- Federal Reserve Chair Janet Yellen goes to Congress on Tuesday for the first time since Republicans took control of the White House and both houses of the legislature with less clarity on the direction of U.S. economic policy than at any time of her three-year tenure.
- Possible new taxes on imports and increased infrastructure spending could boost inflation and send the dollar soaring, uncertainties that make it unusually difficult for the Fed to chart a course for interest rate policy.
- On Tuesday, Yellen will likely face renewed pressure from lawmakers to set rate policy with a publicly disclosed mathematical formula. The head of the financial services committee in the House of Representatives has said he will resubmit a proposal to make the Fed adopt a policy rule. Yellen has publicly opposed the proposal, saying it would damage the Fed’s ability to respond to crises.
- The US Senate on Monday confirmed Steven Mnuchin as Donald Trump’s treasury secretary, elevating a former Goldman Sachs banker to one of the administration’s highest roles in shaping economic policy.
- Mnuchin was approved on a mostly party-line vote of 53-47 with Joe Manchin, a senator facing re-election in 2018 in conservative West Virginia, acting as the lone Democrat to vote in Mnuchin’s favor.

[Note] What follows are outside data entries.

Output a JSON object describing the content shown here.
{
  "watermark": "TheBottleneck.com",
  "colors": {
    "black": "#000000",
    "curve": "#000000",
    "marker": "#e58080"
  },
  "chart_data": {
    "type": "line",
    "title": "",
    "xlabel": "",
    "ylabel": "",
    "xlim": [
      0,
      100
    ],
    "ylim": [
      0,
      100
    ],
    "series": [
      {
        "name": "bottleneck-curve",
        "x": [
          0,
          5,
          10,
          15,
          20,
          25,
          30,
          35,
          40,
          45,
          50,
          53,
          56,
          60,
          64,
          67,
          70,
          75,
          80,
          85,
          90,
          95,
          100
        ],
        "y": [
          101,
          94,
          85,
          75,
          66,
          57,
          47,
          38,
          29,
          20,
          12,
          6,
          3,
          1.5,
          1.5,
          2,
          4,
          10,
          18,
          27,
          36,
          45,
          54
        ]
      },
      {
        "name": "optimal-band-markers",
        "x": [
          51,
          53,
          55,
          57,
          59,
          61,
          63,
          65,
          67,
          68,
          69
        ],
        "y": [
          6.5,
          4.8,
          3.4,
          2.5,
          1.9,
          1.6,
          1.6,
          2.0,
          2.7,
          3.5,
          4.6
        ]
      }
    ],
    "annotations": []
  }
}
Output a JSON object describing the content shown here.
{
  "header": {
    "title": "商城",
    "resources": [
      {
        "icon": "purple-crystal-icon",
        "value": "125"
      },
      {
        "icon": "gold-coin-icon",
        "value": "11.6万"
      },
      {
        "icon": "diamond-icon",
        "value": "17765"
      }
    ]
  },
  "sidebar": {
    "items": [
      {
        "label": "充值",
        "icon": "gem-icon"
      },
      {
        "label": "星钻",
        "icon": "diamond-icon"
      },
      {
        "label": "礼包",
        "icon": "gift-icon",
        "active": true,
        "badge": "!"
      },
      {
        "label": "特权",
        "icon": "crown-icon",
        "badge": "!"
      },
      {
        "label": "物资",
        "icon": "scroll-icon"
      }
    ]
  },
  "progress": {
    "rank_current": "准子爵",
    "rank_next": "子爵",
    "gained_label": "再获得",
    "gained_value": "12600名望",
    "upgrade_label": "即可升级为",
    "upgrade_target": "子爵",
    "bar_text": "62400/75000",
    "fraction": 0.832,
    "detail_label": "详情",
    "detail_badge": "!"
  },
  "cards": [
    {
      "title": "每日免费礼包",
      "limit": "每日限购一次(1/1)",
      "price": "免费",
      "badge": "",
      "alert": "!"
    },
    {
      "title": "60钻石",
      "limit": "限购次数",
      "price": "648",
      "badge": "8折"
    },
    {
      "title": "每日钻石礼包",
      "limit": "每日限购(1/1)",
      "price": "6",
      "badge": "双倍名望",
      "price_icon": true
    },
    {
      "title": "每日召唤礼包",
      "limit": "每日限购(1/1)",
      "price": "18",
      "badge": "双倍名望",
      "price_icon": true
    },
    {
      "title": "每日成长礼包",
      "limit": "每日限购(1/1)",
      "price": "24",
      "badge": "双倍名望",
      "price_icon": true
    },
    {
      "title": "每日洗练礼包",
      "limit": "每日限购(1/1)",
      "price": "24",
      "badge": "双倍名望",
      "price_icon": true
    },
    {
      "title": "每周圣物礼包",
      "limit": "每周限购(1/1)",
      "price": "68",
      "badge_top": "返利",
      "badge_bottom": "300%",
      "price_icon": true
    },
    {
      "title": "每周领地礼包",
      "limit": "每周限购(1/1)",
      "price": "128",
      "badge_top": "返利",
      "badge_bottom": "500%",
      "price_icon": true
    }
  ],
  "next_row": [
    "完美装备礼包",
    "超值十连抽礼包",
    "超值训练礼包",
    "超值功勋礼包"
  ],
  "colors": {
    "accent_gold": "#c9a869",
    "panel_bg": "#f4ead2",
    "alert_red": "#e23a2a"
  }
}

- Mnuchin, who served as Trump’s campaign finance chairman, was accused by Democrats of overseeing a “foreclosure machine” while at the helm of OneWest bank from 2009 to 2015.